Friday, May 15, 2015

Psychologists use smartphones to measure ethics

What would you do if you could divert a train to save five men but kill one man as a result? Would you do so? What if you had to push that man in front of the train to save the others?

Psychologists often use these kinds of “trolley problems” on test subjects using desk computers in their laboratories to study our moral reasoning. But recently a study published in the journal Science went beyond hypothetical questions into real life. Psychologists now have a sophisticated lab tool for examining morality not just in the lab, but in everyday life: the smartphone.

In the study, 1252 participants of varying ages, ethnicities, and educational levels from the US and Canada texted—in their homes, in the streets, wherever they happened to be. At five random points each day, they would receive a survey by text message, and they would briefly describe the moral or immoral acts they had committed, been the target of, witnessed, or learned about (e.g., through gossip, news, and the internet) within the last hour. From the texts, the researchers were able to measure the frequency and content of moral and immoral acts.

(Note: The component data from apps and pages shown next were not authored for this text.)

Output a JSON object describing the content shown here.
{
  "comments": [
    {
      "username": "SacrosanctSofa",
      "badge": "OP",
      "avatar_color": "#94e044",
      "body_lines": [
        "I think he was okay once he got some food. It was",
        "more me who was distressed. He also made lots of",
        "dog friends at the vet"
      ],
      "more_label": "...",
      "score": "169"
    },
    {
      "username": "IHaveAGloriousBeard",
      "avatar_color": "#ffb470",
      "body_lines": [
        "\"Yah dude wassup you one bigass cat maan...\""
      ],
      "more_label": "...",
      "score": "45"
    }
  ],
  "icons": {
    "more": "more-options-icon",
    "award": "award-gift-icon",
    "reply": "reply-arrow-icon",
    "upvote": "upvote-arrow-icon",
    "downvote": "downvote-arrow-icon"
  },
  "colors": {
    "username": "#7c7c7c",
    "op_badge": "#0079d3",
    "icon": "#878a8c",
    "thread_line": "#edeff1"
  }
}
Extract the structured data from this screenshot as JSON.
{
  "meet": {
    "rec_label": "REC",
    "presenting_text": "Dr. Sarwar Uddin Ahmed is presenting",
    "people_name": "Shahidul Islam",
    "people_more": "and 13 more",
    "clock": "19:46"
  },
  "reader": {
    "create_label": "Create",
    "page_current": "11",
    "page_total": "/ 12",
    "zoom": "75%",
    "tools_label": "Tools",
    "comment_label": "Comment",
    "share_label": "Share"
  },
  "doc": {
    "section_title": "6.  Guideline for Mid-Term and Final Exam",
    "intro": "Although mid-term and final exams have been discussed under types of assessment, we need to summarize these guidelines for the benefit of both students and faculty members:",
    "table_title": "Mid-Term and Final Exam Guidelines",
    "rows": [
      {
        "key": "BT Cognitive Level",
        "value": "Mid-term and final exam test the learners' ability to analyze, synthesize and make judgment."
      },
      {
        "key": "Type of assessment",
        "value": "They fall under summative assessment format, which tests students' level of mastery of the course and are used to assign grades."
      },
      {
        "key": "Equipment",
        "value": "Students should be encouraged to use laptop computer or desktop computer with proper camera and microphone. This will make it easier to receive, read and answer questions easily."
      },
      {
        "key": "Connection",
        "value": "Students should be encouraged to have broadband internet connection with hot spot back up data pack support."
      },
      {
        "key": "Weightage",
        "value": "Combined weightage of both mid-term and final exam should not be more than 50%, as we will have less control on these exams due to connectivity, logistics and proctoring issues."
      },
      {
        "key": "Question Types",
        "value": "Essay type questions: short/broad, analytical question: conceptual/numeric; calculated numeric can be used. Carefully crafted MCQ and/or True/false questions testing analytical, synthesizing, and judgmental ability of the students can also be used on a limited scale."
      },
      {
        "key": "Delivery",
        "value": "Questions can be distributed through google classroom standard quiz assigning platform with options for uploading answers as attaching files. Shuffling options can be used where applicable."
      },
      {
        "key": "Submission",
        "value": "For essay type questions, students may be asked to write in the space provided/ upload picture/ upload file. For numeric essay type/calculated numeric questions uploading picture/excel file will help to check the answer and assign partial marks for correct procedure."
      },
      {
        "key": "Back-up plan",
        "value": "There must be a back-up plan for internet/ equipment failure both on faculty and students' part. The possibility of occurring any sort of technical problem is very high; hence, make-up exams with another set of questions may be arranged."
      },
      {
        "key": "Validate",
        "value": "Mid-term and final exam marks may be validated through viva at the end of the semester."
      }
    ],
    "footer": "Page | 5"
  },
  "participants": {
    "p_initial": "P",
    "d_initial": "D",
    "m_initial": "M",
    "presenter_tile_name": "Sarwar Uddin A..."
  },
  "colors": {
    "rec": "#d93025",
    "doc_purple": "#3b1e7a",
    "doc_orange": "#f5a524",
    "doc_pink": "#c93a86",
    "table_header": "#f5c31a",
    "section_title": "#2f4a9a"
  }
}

They found that people who were non-religious committed about as many moral acts as those who were religious. And liberals reported more moral acts of fairness, liberty and honesty, while conservatives reported more moral acts of loyalty, authority, and purity. Committing a moral act was associated with a greater sense of purpose, and being the target of a moral act was associated with higher levels of happiness.

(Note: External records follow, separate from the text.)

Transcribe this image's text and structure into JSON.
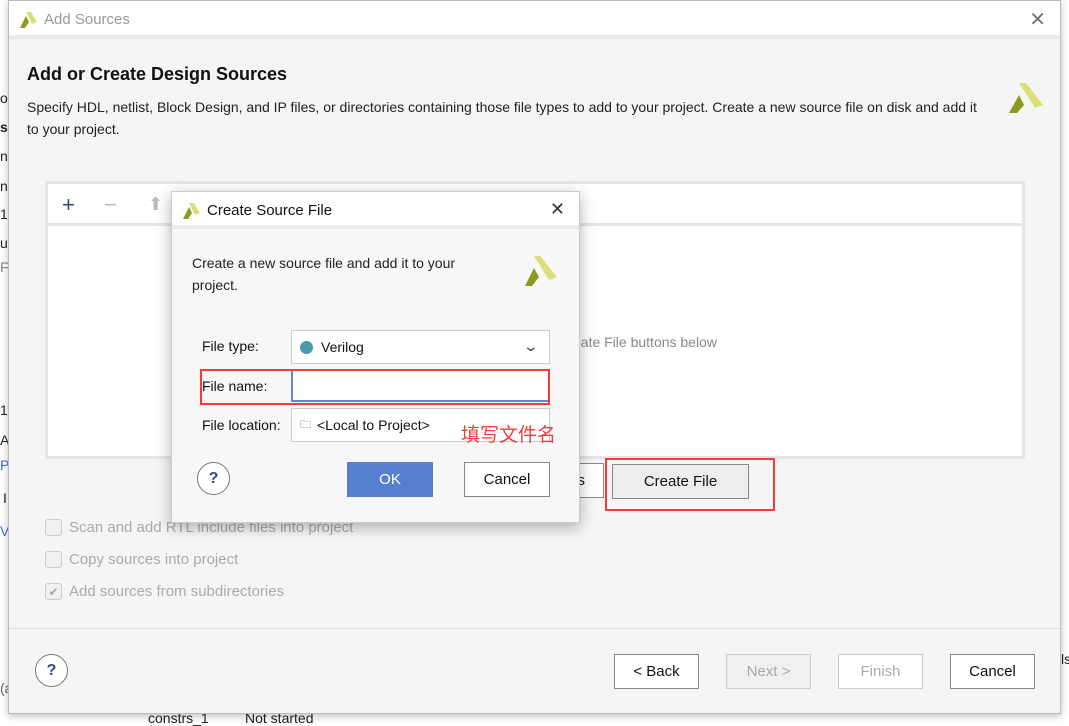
{
  "background": {
    "left_fragments": [
      "o",
      "s",
      "nt",
      "n",
      "1",
      "ur",
      "F",
      "1",
      "A",
      "P",
      "I",
      "V",
      "(a"
    ],
    "bottom_cells": [
      "constrs_1",
      "Not started"
    ],
    "right_fragment": "ls"
  },
  "wizard": {
    "title": "Add Sources",
    "heading": "Add or Create Design Sources",
    "description": "Specify HDL, netlist, Block Design, and IP files, or directories containing those file types to add to your project. Create a new source file on disk and add it to your project.",
    "hint_text": "eate File buttons below",
    "partial_button_label": "s",
    "create_file_label": "Create File",
    "options": [
      {
        "label": "Scan and add RTL include files into project",
        "checked": false
      },
      {
        "label": "Copy sources into project",
        "checked": false
      },
      {
        "label": "Add sources from subdirectories",
        "checked": true
      }
    ],
    "help": "?",
    "back": "< Back",
    "next": "Next >",
    "finish": "Finish",
    "cancel": "Cancel"
  },
  "dialog": {
    "title": "Create Source File",
    "description": "Create a new source file and add it to your project.",
    "file_type_label": "File type:",
    "file_type_value": "Verilog",
    "file_type_dot_color": "#4a98ab",
    "file_name_label": "File name:",
    "file_name_value": "",
    "file_location_label": "File location:",
    "file_location_value": "<Local to Project>",
    "help": "?",
    "ok": "OK",
    "cancel": "Cancel"
  },
  "annotation": {
    "text": "填写文件名",
    "color": "#f03c3c"
  },
  "colors": {
    "accent": "#5580d0",
    "highlight": "#f03c3c",
    "logo_dark": "#8c9a1e",
    "logo_light": "#d9e07a"
  }
}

Overall, moral acts were reported just as often as immoral acts, but there were some interesting imbalances. Acts committed by the self or received from others were more than twice as likely to be moral than immoral. The opposite case emerged for learned-about acts: they were more than twice as likely to be immoral. The use of smartphones allowed researchers to examine interactions in real-life time, which previously had not been possible in the laboratory. This allowed them to examine how one moral act determined the occurrence of another throughout the day.

Their findings provided evidence for a kind of moral slacking that psychologists call “self-licensing”: people who commit a moral act early in the day are less likely to do so later on, and more likely to commit an immoral act. But there was also evidence for what psychologists call “moral contagion”: people who receive a moral act are more likely to commit a moral act themselves later that day. Self-licensing and moral contagion are amenable to social intervention. So we may be able to alter moral behavior by intervening in the moral course of people’s days.

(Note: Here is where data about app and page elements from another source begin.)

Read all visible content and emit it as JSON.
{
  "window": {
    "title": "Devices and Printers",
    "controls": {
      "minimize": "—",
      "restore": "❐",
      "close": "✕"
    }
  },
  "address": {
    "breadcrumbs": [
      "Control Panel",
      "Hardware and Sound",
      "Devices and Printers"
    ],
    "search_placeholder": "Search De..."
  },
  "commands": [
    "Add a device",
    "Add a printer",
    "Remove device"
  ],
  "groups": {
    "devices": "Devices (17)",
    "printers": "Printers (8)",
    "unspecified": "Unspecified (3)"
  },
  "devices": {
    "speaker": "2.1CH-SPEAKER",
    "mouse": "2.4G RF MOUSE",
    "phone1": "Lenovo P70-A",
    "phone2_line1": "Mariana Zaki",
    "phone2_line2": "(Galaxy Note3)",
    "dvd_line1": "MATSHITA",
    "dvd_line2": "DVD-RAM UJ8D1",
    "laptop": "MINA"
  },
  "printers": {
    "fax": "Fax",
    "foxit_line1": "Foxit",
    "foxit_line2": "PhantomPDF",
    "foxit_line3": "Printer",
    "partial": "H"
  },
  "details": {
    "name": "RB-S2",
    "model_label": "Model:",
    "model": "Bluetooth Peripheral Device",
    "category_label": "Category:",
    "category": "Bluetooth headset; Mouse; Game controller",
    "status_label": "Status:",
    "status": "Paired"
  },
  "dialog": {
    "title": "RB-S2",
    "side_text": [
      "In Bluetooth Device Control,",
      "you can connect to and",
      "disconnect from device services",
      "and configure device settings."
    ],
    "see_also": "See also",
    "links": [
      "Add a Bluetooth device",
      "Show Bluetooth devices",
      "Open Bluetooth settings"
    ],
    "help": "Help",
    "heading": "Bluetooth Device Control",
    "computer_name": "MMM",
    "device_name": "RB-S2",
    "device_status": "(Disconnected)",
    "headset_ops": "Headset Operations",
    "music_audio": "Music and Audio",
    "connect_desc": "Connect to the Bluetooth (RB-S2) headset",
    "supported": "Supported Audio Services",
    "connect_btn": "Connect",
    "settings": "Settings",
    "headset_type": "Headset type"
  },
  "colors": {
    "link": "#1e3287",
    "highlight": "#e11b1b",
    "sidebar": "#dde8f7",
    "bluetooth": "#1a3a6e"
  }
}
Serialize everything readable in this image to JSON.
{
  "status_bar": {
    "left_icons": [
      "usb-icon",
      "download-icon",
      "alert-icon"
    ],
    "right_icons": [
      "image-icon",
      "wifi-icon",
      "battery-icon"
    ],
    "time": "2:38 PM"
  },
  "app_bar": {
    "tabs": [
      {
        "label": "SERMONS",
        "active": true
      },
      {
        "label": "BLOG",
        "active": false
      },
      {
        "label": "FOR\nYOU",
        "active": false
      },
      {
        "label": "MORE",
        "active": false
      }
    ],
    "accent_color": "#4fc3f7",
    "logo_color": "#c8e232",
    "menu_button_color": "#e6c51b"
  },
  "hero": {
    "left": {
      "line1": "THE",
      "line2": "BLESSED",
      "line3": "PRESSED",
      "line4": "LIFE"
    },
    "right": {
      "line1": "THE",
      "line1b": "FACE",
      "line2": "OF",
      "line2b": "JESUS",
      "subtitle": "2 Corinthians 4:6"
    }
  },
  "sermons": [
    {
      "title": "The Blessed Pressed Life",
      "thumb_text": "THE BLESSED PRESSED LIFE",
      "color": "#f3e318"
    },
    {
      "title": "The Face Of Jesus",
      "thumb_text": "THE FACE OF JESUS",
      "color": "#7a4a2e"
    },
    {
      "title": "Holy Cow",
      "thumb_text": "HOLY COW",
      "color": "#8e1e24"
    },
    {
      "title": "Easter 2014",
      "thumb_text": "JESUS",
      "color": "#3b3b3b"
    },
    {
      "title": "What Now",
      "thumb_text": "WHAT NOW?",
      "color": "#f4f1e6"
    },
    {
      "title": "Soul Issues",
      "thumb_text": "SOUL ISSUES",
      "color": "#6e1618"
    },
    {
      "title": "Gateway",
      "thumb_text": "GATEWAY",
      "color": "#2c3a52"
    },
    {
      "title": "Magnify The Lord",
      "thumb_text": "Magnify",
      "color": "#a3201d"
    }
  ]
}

Researchers foresee the ability to use the smartphone not only for data collection, but to provide interventions to increase self-discipline. According to the original paper, “Given these different mechanisms, it seems important to find out more about how the principles of moral contagion can be used in public policy interventions, and how moral slacking may be prevented.” The study is one of the first of its kind to study ethics outside of the laboratory. More studies will need to be done, but this one has made striking entrance into the real world.

It collected an impressive number of 13,240 responses, substantially more than most psychology studies. The larger the number of responses, the better that sample represents the general population of interest. This allows for robust results and generalization across large populations. But since participants were sampled exclusively from the West (US and Canada), researchers weren’t able to examine how cultures differ in their prioritization of moral values across cultures – a subject of great interest to moral scientists.

Still, the study provides evidence that controlled but artificial laboratory findings also apply to people’s everyday moral experiences. Although the findings are tentative, they provide important areas for further research, and new methods to do so in real-time, everyday situations. “I think of this as a first look of how morality plays out in real life,” says Dr. Brian Nosek, a psychologist at the University of Virginia. “The first telescopes didn’t tell us everything about the galaxy, but they gave us a tantalizing sense of what’s out there.”